The New-York Tribune had recently reported on “excellent authority” that “the Government has presented this façade to Robert W. DeForest, president of the Metropolitan Museum of Art, and that it will be re-erected to form the front of a new building soon to be built by the Museum to house Americana.”

The superb Georgian façade was carefully stripped away from the building where it had stood since 1823, its pieces catalogued and stored away for seven years.   In 1922 it was moved to the Metropolitan Museum to become part of the American Wing under construction; then being called The Early American Art Wing.

On June 16, 1923, exactly 100 years after William Strickland’s beautiful bank building was completed, The New York Times reported on the progress of the American Wing.  The article mentioned “The steel girders for the roof are up the sides and front, and the old façade of the old Assay Office, which was purchased by Mr. De Forest at the time the building was demolished, which is to be used for the front of this new wing, makes a fine appearance.”

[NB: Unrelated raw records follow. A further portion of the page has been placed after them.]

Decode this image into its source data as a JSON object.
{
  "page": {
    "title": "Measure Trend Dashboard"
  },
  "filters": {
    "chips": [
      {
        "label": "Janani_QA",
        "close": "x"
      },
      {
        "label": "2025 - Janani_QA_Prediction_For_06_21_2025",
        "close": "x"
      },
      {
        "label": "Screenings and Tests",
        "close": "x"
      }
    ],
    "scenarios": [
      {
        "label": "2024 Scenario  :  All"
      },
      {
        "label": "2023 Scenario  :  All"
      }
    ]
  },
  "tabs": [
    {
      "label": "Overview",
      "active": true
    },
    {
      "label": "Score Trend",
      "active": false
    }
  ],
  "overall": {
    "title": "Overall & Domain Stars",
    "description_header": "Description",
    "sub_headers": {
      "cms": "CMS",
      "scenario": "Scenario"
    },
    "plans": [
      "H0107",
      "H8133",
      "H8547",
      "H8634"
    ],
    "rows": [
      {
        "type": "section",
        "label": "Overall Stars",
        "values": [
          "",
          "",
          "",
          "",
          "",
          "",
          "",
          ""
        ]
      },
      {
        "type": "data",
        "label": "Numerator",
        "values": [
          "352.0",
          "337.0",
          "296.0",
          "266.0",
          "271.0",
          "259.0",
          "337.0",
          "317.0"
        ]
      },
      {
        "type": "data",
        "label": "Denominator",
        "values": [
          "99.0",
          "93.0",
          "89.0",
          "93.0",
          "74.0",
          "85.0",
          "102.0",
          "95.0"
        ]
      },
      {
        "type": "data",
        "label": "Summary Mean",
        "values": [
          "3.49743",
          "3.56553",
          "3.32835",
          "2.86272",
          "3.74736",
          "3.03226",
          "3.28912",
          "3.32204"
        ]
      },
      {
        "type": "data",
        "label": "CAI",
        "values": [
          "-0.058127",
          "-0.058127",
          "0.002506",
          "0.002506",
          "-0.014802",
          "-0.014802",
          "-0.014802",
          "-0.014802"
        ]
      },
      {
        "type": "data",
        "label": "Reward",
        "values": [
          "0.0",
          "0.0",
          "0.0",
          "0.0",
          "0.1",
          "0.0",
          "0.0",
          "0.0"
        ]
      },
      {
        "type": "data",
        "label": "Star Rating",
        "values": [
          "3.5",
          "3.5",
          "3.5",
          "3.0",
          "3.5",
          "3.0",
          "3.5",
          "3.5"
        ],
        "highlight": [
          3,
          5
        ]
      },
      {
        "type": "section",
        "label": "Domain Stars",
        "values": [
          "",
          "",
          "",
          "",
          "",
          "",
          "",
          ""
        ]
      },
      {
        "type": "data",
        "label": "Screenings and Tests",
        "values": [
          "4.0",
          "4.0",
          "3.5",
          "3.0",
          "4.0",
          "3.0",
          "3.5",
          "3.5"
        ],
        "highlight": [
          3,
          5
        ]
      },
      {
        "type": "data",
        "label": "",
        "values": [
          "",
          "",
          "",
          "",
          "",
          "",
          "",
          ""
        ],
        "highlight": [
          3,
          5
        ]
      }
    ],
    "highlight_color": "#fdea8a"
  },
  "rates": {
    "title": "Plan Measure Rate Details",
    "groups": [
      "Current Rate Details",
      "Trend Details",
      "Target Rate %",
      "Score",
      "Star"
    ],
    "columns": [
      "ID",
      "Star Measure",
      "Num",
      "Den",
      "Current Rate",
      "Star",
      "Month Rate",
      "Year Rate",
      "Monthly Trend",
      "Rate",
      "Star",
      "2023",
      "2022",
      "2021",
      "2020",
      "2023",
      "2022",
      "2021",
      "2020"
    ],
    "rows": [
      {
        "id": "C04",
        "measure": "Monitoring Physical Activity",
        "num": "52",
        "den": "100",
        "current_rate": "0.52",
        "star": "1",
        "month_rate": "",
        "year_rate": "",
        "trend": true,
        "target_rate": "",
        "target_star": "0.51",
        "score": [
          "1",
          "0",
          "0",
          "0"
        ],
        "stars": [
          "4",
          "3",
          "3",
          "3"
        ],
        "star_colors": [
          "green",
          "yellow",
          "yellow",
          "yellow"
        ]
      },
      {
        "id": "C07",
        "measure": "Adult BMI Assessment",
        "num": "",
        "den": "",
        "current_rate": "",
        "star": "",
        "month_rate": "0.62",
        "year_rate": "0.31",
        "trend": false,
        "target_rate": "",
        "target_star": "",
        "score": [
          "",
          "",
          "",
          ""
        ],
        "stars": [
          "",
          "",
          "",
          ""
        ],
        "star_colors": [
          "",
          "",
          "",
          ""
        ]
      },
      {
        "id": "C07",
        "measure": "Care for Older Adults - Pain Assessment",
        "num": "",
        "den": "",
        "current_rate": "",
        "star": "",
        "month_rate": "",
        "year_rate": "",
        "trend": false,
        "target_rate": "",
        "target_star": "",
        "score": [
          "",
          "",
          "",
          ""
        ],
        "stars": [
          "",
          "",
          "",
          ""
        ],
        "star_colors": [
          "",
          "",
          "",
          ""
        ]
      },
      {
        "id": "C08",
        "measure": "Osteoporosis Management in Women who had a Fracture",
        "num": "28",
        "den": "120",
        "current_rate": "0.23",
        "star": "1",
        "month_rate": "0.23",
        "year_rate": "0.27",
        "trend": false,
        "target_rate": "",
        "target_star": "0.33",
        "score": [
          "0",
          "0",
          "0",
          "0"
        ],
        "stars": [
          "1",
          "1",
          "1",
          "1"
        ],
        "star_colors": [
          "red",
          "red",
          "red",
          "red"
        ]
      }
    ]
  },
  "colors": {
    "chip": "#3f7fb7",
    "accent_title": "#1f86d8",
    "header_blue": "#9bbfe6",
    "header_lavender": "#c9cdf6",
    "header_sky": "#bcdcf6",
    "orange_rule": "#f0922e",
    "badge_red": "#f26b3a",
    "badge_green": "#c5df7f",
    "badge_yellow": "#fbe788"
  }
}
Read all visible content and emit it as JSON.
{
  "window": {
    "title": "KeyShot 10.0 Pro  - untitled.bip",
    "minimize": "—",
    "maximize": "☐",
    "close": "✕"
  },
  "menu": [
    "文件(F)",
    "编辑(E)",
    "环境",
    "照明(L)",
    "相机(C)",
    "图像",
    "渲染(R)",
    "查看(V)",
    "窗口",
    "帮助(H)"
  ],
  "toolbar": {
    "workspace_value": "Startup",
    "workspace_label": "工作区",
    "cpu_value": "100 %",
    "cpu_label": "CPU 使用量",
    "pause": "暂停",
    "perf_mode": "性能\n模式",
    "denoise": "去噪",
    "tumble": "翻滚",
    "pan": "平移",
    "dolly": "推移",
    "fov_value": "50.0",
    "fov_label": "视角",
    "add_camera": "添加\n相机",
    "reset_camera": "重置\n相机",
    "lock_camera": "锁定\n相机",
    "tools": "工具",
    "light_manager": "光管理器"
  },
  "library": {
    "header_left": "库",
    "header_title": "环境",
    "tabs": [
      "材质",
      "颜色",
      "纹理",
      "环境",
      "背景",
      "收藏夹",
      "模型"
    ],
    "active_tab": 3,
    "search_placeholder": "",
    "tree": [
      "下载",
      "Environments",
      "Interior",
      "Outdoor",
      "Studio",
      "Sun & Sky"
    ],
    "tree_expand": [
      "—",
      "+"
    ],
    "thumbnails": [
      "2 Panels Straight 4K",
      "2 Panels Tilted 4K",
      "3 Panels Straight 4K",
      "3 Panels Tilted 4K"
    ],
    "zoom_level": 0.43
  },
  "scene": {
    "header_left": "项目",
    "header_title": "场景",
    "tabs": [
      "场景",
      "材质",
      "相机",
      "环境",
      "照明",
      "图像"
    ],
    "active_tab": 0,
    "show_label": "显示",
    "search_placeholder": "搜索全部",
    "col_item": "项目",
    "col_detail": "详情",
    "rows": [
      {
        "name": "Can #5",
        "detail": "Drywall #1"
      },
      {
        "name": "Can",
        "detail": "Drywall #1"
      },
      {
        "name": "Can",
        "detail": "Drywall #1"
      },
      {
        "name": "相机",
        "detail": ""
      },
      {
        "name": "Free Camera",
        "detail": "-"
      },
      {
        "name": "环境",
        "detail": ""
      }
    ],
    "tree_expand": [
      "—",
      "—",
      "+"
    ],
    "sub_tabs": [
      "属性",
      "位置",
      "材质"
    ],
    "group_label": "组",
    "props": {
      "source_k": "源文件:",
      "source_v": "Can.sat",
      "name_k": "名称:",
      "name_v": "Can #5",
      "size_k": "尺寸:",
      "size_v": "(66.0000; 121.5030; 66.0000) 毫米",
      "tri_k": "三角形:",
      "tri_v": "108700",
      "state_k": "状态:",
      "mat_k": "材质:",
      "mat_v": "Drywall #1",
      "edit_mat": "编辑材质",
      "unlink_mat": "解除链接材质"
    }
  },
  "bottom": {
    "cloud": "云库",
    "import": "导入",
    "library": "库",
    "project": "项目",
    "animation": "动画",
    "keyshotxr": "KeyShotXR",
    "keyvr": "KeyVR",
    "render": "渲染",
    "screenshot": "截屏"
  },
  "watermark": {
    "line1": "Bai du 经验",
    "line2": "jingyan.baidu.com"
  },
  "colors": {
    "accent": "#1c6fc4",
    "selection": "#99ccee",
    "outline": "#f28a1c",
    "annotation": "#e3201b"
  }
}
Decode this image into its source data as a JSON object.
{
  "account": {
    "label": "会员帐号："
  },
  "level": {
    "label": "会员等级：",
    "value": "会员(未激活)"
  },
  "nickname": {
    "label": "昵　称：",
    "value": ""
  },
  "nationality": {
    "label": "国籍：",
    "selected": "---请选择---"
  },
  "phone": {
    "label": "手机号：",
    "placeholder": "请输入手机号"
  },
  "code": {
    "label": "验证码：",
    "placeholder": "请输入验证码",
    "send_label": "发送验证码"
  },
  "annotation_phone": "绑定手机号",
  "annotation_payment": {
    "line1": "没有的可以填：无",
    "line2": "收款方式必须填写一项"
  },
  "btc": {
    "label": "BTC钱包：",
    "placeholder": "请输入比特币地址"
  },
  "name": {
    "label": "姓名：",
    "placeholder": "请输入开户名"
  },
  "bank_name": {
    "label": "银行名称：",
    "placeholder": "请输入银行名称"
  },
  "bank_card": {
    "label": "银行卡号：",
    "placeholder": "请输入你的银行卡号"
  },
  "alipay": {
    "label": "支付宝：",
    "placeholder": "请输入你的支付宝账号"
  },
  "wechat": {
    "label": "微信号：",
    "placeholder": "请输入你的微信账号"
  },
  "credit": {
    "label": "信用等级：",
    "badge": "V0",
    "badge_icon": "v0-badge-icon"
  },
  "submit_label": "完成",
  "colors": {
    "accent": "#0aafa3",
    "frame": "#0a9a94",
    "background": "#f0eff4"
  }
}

The replacement Assay Office.  Report of the Director of the Mint, 1920 (copyright expired)
The American Wing was completed two years later with the old Assay Office façade as its entrance.   Not only a remarkable example of early 19th century architecture, but an astounding example of early 20th century historic preservation; it remains the impressive focal point of the American Wing’s courtyard.

photo The Real Deal, November 22, 2015